10. No "blind" trust in "providers"
The stock market world is full of "participants". Investors, speculators, analysts, banks, stock letters, investment advisors, asset managers and many others are everywhere. Online platforms are also widely used these days. Be sure to check the reputation of the providers. Make sure you also compare prices; brokerage fees, custody fees, foreign currency transactions and other fees can vary greatly. However, this comparison does not mean that you should choose the "cheapest" provider. Quality, security (including the IT platform as such) and the reputation just mentioned should be taken into account.
You should also keep a close eye on your bank advisor or asset manager. If you notice that he or she wants to place exclusively or mainly bank-owned products in your custody account or, in the case of asset management mandates, places them in your custody account, you should intervene. Here too, attention must be paid to diversification. Particularly in the case of fund investments, it is often found that primarily the bank's own/in-house products are recommended. Not that these are bad per se, on the contrary, but - as mentioned under point 6 - cluster risks must be avoided... and this also includes the one-sided concentration on products of a single provider.
From experience, we can state that a large number of providers have recognised this mistake themselves and diversify their portfolios broadly in every respect, especially with regard to fund investments... as it should be in the interests of investors!
11. Danger of addiction urges attention
The stock market or the trading mass of people are often driven by emotions and very own, psychological moments. This can never be avoided, but one can approach the individual weak points in order to avoid them if possible. Please read our separate factsheet on the subject of "Financial Behaviour".
The stock market tempts you with (high) profits every day or even from minute to minute in volatile phases. Often you unconsciously expose yourself to the pressure of missing out on something, which can quickly lead to bad decisions or bad investments. If you search for buying opportunities frantically, without thinking and without some analysis, this can quickly lead to a financial crash. If possible, do not act in overzealousness or under unnecessary, emotionally built up constraints! It is often too easy to be misled by the daily fluctuations on the stock market. Of course there are (investment) decisions that should/must be made quickly, but before that the investment object should already have been in focus.
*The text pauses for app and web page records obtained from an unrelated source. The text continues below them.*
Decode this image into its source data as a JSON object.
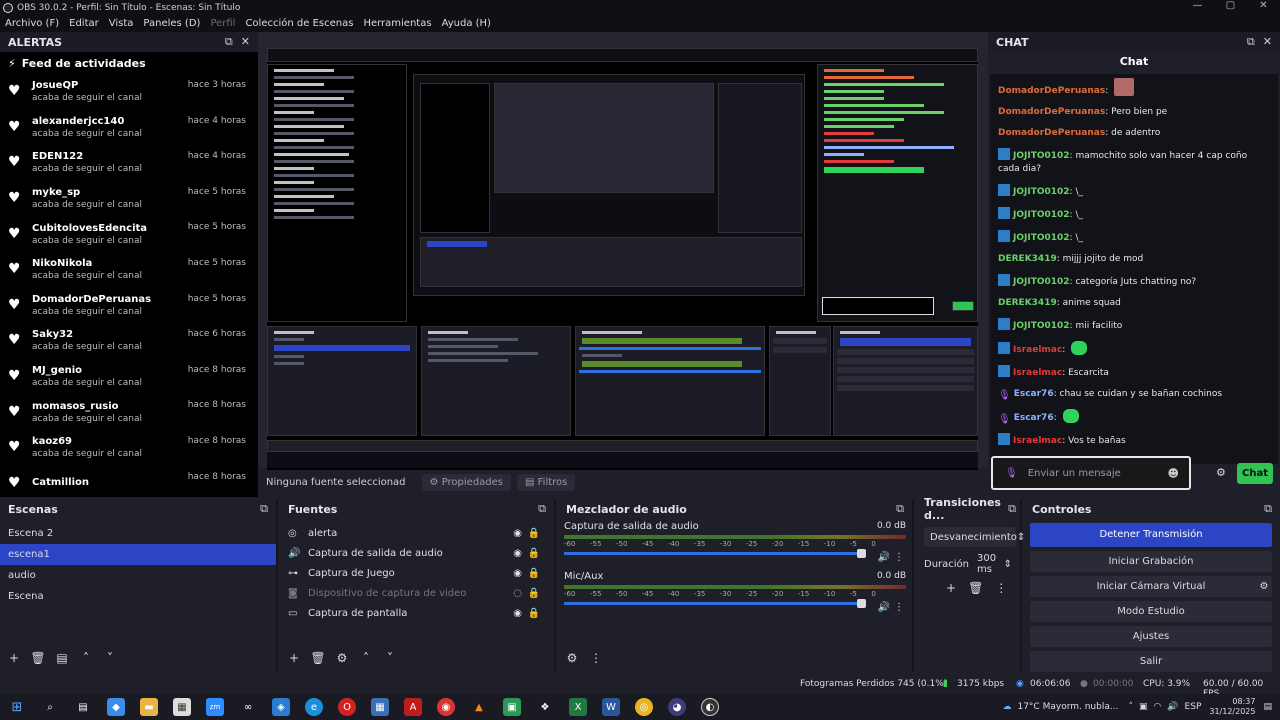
{
  "window": {
    "title": "OBS 30.0.2 - Perfil: Sin Título - Escenas: Sin Título",
    "controls": [
      "—",
      "▢",
      "✕"
    ]
  },
  "menu": [
    {
      "label": "Archivo (F)",
      "dim": false
    },
    {
      "label": "Editar",
      "dim": false
    },
    {
      "label": "Vista",
      "dim": false
    },
    {
      "label": "Paneles (D)",
      "dim": false
    },
    {
      "label": "Perfil",
      "dim": true
    },
    {
      "label": "Colección de Escenas",
      "dim": false
    },
    {
      "label": "Herramientas",
      "dim": false
    },
    {
      "label": "Ayuda (H)",
      "dim": false
    }
  ],
  "alerts": {
    "title": "ALERTAS",
    "feed_title": "Feed de actividades",
    "items": [
      {
        "user": "JosueQP",
        "action": "acaba de seguir el canal",
        "time": "hace 3 horas"
      },
      {
        "user": "alexanderjcc140",
        "action": "acaba de seguir el canal",
        "time": "hace 4 horas"
      },
      {
        "user": "EDEN122",
        "action": "acaba de seguir el canal",
        "time": "hace 4 horas"
      },
      {
        "user": "myke_sp",
        "action": "acaba de seguir el canal",
        "time": "hace 5 horas"
      },
      {
        "user": "CubitolovesEdencita",
        "action": "acaba de seguir el canal",
        "time": "hace 5 horas"
      },
      {
        "user": "NikoNikola",
        "action": "acaba de seguir el canal",
        "time": "hace 5 horas"
      },
      {
        "user": "DomadorDePeruanas",
        "action": "acaba de seguir el canal",
        "time": "hace 5 horas"
      },
      {
        "user": "Saky32",
        "action": "acaba de seguir el canal",
        "time": "hace 6 horas"
      },
      {
        "user": "MJ_genio",
        "action": "acaba de seguir el canal",
        "time": "hace 8 horas"
      },
      {
        "user": "momasos_rusio",
        "action": "acaba de seguir el canal",
        "time": "hace 8 horas"
      },
      {
        "user": "kaoz69",
        "action": "acaba de seguir el canal",
        "time": "hace 8 horas"
      },
      {
        "user": "Catmillion",
        "action": "",
        "time": "hace 8 horas"
      }
    ]
  },
  "source_bar": {
    "none_selected": "Ninguna fuente seleccionad",
    "properties": "Propiedades",
    "filters": "Filtros"
  },
  "chat": {
    "dock_title": "CHAT",
    "title": "Chat",
    "messages": [
      {
        "user": "DomadorDePeruanas",
        "text": "",
        "color": "#e06a3c",
        "badge": "none",
        "emote": "face"
      },
      {
        "user": "DomadorDePeruanas",
        "text": "Pero bien pe",
        "color": "#e06a3c",
        "badge": "none",
        "emote": ""
      },
      {
        "user": "DomadorDePeruanas",
        "text": "de adentro",
        "color": "#e06a3c",
        "badge": "none",
        "emote": ""
      },
      {
        "user": "JOJITO0102",
        "text": "mamochito solo van hacer 4 cap coño cada dia?",
        "color": "#6ad16a",
        "badge": "blue",
        "emote": ""
      },
      {
        "user": "JOJITO0102",
        "text": "\\_",
        "color": "#6ad16a",
        "badge": "blue",
        "emote": ""
      },
      {
        "user": "JOJITO0102",
        "text": "\\_",
        "color": "#6ad16a",
        "badge": "blue",
        "emote": ""
      },
      {
        "user": "JOJITO0102",
        "text": "\\_",
        "color": "#6ad16a",
        "badge": "blue",
        "emote": ""
      },
      {
        "user": "DEREK3419",
        "text": "mijjj jojito de mod",
        "color": "#6ad16a",
        "badge": "none",
        "emote": ""
      },
      {
        "user": "JOJITO0102",
        "text": "categoría Juts chatting no?",
        "color": "#6ad16a",
        "badge": "blue",
        "emote": ""
      },
      {
        "user": "DEREK3419",
        "text": "anime squad",
        "color": "#6ad16a",
        "badge": "none",
        "emote": ""
      },
      {
        "user": "JOJITO0102",
        "text": "mii facilito",
        "color": "#6ad16a",
        "badge": "blue",
        "emote": ""
      },
      {
        "user": "Israelmac",
        "text": "",
        "color": "#e23b3b",
        "badge": "blue",
        "emote": "green"
      },
      {
        "user": "Israelmac",
        "text": "Escarcita",
        "color": "#e23b3b",
        "badge": "blue",
        "emote": ""
      },
      {
        "user": "Escar76",
        "text": "chau se cuidan y se bañan cochinos",
        "color": "#8fb0ff",
        "badge": "mic",
        "emote": ""
      },
      {
        "user": "Escar76",
        "text": "",
        "color": "#8fb0ff",
        "badge": "mic",
        "emote": "green"
      },
      {
        "user": "Israelmac",
        "text": "Vos te bañas",
        "color": "#e23b3b",
        "badge": "blue",
        "emote": ""
      }
    ],
    "input_placeholder": "Enviar un mensaje",
    "send_label": "Chat"
  },
  "scenes": {
    "title": "Escenas",
    "items": [
      {
        "label": "Escena 2",
        "selected": false
      },
      {
        "label": "escena1",
        "selected": true
      },
      {
        "label": "audio",
        "selected": false
      },
      {
        "label": "Escena",
        "selected": false
      }
    ]
  },
  "sources": {
    "title": "Fuentes",
    "items": [
      {
        "label": "alerta",
        "icon": "globe-icon",
        "glyph": "◎",
        "dim": false
      },
      {
        "label": "Captura de salida de audio",
        "icon": "speaker-icon",
        "glyph": "🔊",
        "dim": false
      },
      {
        "label": "Captura de Juego",
        "icon": "gamepad-icon",
        "glyph": "⊶",
        "dim": false
      },
      {
        "label": "Dispositivo de captura de video",
        "icon": "camera-icon",
        "glyph": "◙",
        "dim": true
      },
      {
        "label": "Captura de pantalla",
        "icon": "monitor-icon",
        "glyph": "▭",
        "dim": false
      }
    ]
  },
  "mixer": {
    "title": "Mezclador de audio",
    "ticks": [
      "-60",
      "-55",
      "-50",
      "-45",
      "-40",
      "-35",
      "-30",
      "-25",
      "-20",
      "-15",
      "-10",
      "-5",
      "0"
    ],
    "channels": [
      {
        "name": "Captura de salida de audio",
        "db": "0.0 dB",
        "volume_percent": 100
      },
      {
        "name": "Mic/Aux",
        "db": "0.0 dB",
        "volume_percent": 100
      }
    ]
  },
  "transitions": {
    "title": "Transiciones d...",
    "type": "Desvanecimiento",
    "duration_label": "Duración",
    "duration_value": "300 ms"
  },
  "controls": {
    "title": "Controles",
    "buttons": [
      {
        "label": "Detener Transmisión",
        "primary": true
      },
      {
        "label": "Iniciar Grabación",
        "primary": false
      },
      {
        "label": "Iniciar Cámara Virtual",
        "primary": false
      },
      {
        "label": "Modo Estudio",
        "primary": false
      },
      {
        "label": "Ajustes",
        "primary": false
      },
      {
        "label": "Salir",
        "primary": false
      }
    ]
  },
  "status": {
    "dropped": "Fotogramas Perdidos 745 (0.1%)",
    "bitrate": "3175 kbps",
    "stream_time": "06:06:06",
    "rec_time": "00:00:00",
    "cpu": "CPU: 3.9%",
    "fps": "60.00 / 60.00 FPS"
  },
  "taskbar": {
    "weather": "17°C  Mayorm. nubla...",
    "lang": "ESP",
    "time": "08:37",
    "date": "31/12/2025"
  },
  "colors": {
    "accent": "#2b45c4",
    "chat_send": "#31c353",
    "panel_bg": "#1e1f29"
  }
}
And addiction is a disadvantage in all situations in life... including the stock market! Sporadically question your actions and the underlying drive.
We hope that we can contribute with the present, most essential principles that you do not fall into the everywhere "lurking pitfalls". Nothing is absolutely certain, but you can keep a watchful eye out for the uncertainties.
Good luck with your daily decisions.